The Bend Test: Place the item in your hands, gently try to bend it, if it does, then it is a fake, made from cheap soft metal. Medals and Badges especially made for the German Army, were worn in combat, so they were made strong and to last. Some British Orders are being forged and made from cheap metal, they have a seam on the edge which the originals do not have, plus the original is made from solid fine silver and does not bend.

Burn Test: Take just one little thread from the cloth (ribbon) claimed to be an original, light it with a flame - old original thread will burn instantly, new modern fibres will burn very slow, as new fibres are made fire resistant.

Understand the Manufacturing Process: What is the difference between die-forging and die-stamping? What do you look for in a casting? Many Fakes are just very cheaply cast from one piece, simply because the expensive and heavy equipment used by the various world Government manufacturers to make the originals, are just too expensive.

The Main Medal Manufacturing Methods:
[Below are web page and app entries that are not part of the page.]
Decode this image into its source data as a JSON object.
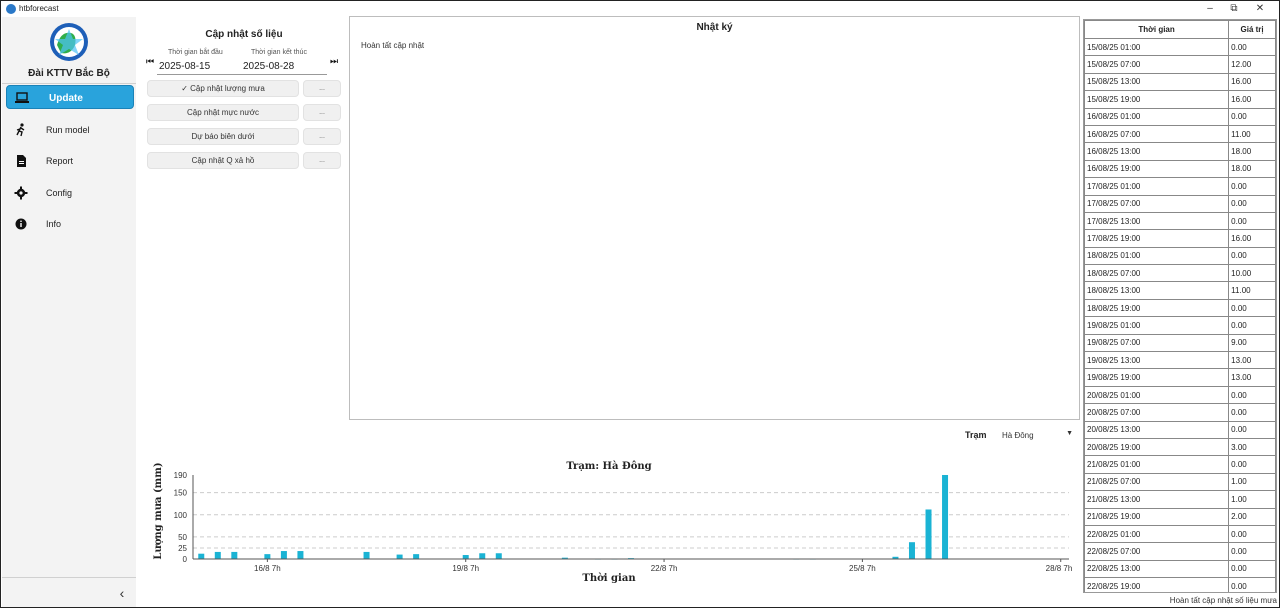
{
  "window": {
    "title": "htbforecast",
    "minimize_glyph": "–",
    "restore_glyph": "⧉",
    "close_glyph": "✕"
  },
  "sidebar": {
    "org_name": "Đài KTTV Bắc Bộ",
    "items": [
      {
        "label": "Update",
        "icon": "laptop-icon",
        "active": true
      },
      {
        "label": "Run model",
        "icon": "running-person-icon"
      },
      {
        "label": "Report",
        "icon": "document-icon"
      },
      {
        "label": "Config",
        "icon": "gear-icon"
      },
      {
        "label": "Info",
        "icon": "info-icon"
      }
    ],
    "collapse_glyph": "‹"
  },
  "update_panel": {
    "title": "Cập nhật số liệu",
    "start_label": "Thời gian bắt đầu",
    "end_label": "Thời gian kết thúc",
    "start_date": "2025-08-15",
    "end_date": "2025-08-28",
    "prev_glyph": "⏮",
    "next_glyph": "⏭",
    "buttons": [
      {
        "label": "✓ Cập nhật lượng mưa",
        "more": "..."
      },
      {
        "label": "Cập nhật mực nước",
        "more": "..."
      },
      {
        "label": "Dự báo biên dưới",
        "more": "..."
      },
      {
        "label": "Cập nhật Q xả hồ",
        "more": "..."
      }
    ]
  },
  "log": {
    "title": "Nhật ký",
    "lines": [
      "Hoàn tất cập nhật"
    ]
  },
  "station": {
    "label": "Trạm",
    "value": "Hà Đông"
  },
  "chart_data": {
    "type": "bar",
    "title": "Trạm: Hà Đông",
    "xlabel": "Thời gian",
    "ylabel": "Lượng mưa (mm)",
    "ylim": [
      0,
      190
    ],
    "yticks": [
      0,
      25,
      50,
      100,
      150,
      190
    ],
    "grid": "dashed horizontal",
    "bar_color": "#1ab3d4",
    "x_tick_labels": [
      "16/8 7h",
      "19/8 7h",
      "22/8 7h",
      "25/8 7h",
      "28/8 7h"
    ],
    "x_tick_index": [
      4,
      16,
      28,
      40,
      52
    ],
    "x_count": 53,
    "values": [
      12,
      16,
      16,
      0,
      11,
      18,
      18,
      0,
      0,
      0,
      16,
      0,
      10,
      11,
      0,
      0,
      9,
      13,
      13,
      0,
      0,
      0,
      3,
      0,
      1,
      1,
      2,
      0,
      0,
      0,
      0,
      0,
      0,
      0,
      0,
      0,
      1,
      1,
      0,
      0,
      0,
      0,
      5,
      38,
      112,
      190,
      0,
      0,
      0,
      0,
      0,
      0,
      0
    ]
  },
  "table": {
    "headers": [
      "Thời gian",
      "Giá trị"
    ],
    "rows": [
      [
        "15/08/25 01:00",
        "0.00"
      ],
      [
        "15/08/25 07:00",
        "12.00"
      ],
      [
        "15/08/25 13:00",
        "16.00"
      ],
      [
        "15/08/25 19:00",
        "16.00"
      ],
      [
        "16/08/25 01:00",
        "0.00"
      ],
      [
        "16/08/25 07:00",
        "11.00"
      ],
      [
        "16/08/25 13:00",
        "18.00"
      ],
      [
        "16/08/25 19:00",
        "18.00"
      ],
      [
        "17/08/25 01:00",
        "0.00"
      ],
      [
        "17/08/25 07:00",
        "0.00"
      ],
      [
        "17/08/25 13:00",
        "0.00"
      ],
      [
        "17/08/25 19:00",
        "16.00"
      ],
      [
        "18/08/25 01:00",
        "0.00"
      ],
      [
        "18/08/25 07:00",
        "10.00"
      ],
      [
        "18/08/25 13:00",
        "11.00"
      ],
      [
        "18/08/25 19:00",
        "0.00"
      ],
      [
        "19/08/25 01:00",
        "0.00"
      ],
      [
        "19/08/25 07:00",
        "9.00"
      ],
      [
        "19/08/25 13:00",
        "13.00"
      ],
      [
        "19/08/25 19:00",
        "13.00"
      ],
      [
        "20/08/25 01:00",
        "0.00"
      ],
      [
        "20/08/25 07:00",
        "0.00"
      ],
      [
        "20/08/25 13:00",
        "0.00"
      ],
      [
        "20/08/25 19:00",
        "3.00"
      ],
      [
        "21/08/25 01:00",
        "0.00"
      ],
      [
        "21/08/25 07:00",
        "1.00"
      ],
      [
        "21/08/25 13:00",
        "1.00"
      ],
      [
        "21/08/25 19:00",
        "2.00"
      ],
      [
        "22/08/25 01:00",
        "0.00"
      ],
      [
        "22/08/25 07:00",
        "0.00"
      ],
      [
        "22/08/25 13:00",
        "0.00"
      ],
      [
        "22/08/25 19:00",
        "0.00"
      ]
    ]
  },
  "status": "Hoàn tất cập nhật số liệu mưa"
}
Once the tooling has been made there are three main methods used in the production of genuine (original) medals and badges.

Die Stamping (Minting):

In this process a thin sheet of cold metal is impressed with an image by means of a heavy industrial die using a screw, hydraulic or or electric press producing a pressure of hundreds of tons in some cases. The resultant piece is usually thin and relatively flat and the reverse is a mirror image of the front. Detail is good and consistent.

Die Forging:

Die forging is similar to die stamping above but this time a thicker piece of metal is heated in a furnace to the point of malleability, and then stamped with a heavy tool die. This process was suited to heavier badges, or ones with more three dimensional design . The reverse will not be a mirror image as the metal is too thick and will either be flat or semi-hollow. As the metal is heated and softer, the tools used in production last longer.

Die Casting:

In die casting, molten metal is injected or pumped under pressure into a closed die. Once the medal has cooled it is ejected from the die and then hand finished. Often die cast pieces have the hinge and hook cast into them as an integral part of a badge.

The Techniques of Enamelling Medals and Orders:

Some Medals and Orders use enamel in their design and production. The use of enamel adds a distinctive bright colour to an award, for example to an order like the French Legion of Honour. The art of enamelling can trace its origins back at least four thousand years.

Traditional enamelling is achieved through the use of coloured glass powders which are inserted into the appropriate place on the metal image, then fired to the consistency of glass usually between 750 and 850 degrees Celsius. The powder melts and flows to harden as a smooth, durable vitreous coating on metal. It is often applied in a paste form and may be transparent or opaque when fired. Vitreous enamel can be applied to most metals.. This process is repeated until all of the necessary colours have been applied and the desired thickness has been achieved. The piece is then ground and polished to produce a smooth, consistent finish.

Original enamelling has a distinctive translucent depth. Be aware as FAKE MEDALS use a kind of plastic resin instead of enamel, these fakes lack the depth and minor flaws of the real article.

Just because it looks old doesn't mean it is an original:

Study the picture carefully or ask the seller to send you a more detailed picture if the picture is not sharp enough. Just because it looks old it must be old - the professional fraudsters know the trick of the trade - brand new copies of antique medals straight out of China, are aged artificially first by rubbing the item back with fine grade sandpaper, then they use Gun Blue, which is a blueing acid used to restore the colour of the metal on firearms, it will give the medal or any metal item an instant dark antique aged look!

Do your research, read articles on the actual construction methods of original pieces, for example, this is basic knowledge, that an original German Iron Cross is made of a 3 part iron core construction.

Good luck on your journey of collecting original militaria and detecting reproductions.